**Provided records**
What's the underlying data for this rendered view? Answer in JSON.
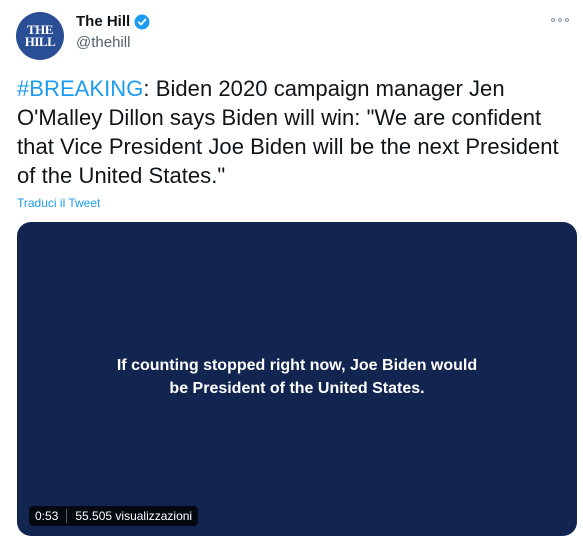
{
  "author": {
    "name": "The Hill",
    "handle": "@thehill",
    "avatar_line1": "THE",
    "avatar_line2": "HILL"
  },
  "tweet": {
    "hashtag": "#BREAKING",
    "text": ": Biden 2020 campaign manager Jen O'Malley Dillon says Biden will win: \"We are confident that Vice President Joe Biden will be the next President of the United States.\"",
    "translate_label": "Traduci il Tweet"
  },
  "media": {
    "caption_line1": "If counting stopped right now, Joe Biden would",
    "caption_line2": "be President of the United States.",
    "duration": "0:53",
    "views": "55.505 visualizzazioni"
  },
  "colors": {
    "accent": "#1d9bf0",
    "video_background": "#122550",
    "avatar_background": "#2a4e96"
  },
  "icons": {
    "verified": "verified-badge-icon",
    "more": "more-options-icon"
  }
}
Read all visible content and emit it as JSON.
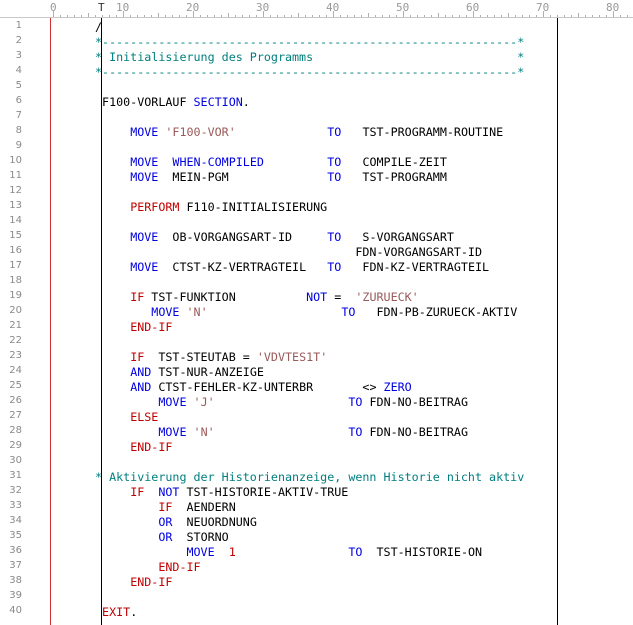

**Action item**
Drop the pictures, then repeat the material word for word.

**Output below**
What's the underlying data for this rendered view? Answer in JSON.
{
  "author": {
    "name": "The Hill",
    "handle": "@thehill",
    "avatar_line1": "THE",
    "avatar_line2": "HILL"
  },
  "tweet": {
    "hashtag": "#BREAKING",
    "text": ": Biden 2020 campaign manager Jen O'Malley Dillon says Biden will win: \"We are confident that Vice President Joe Biden will be the next President of the United States.\"",
    "translate_label": "Traduci il Tweet"
  },
  "media": {
    "caption_line1": "If counting stopped right now, Joe Biden would",
    "caption_line2": "be President of the United States.",
    "duration": "0:53",
    "views": "55.505 visualizzazioni"
  },
  "colors": {
    "accent": "#1d9bf0",
    "video_background": "#122550",
    "avatar_background": "#2a4e96"
  },
  "icons": {
    "verified": "verified-badge-icon",
    "more": "more-options-icon"
  }
}
Read all visible content and emit it as JSON.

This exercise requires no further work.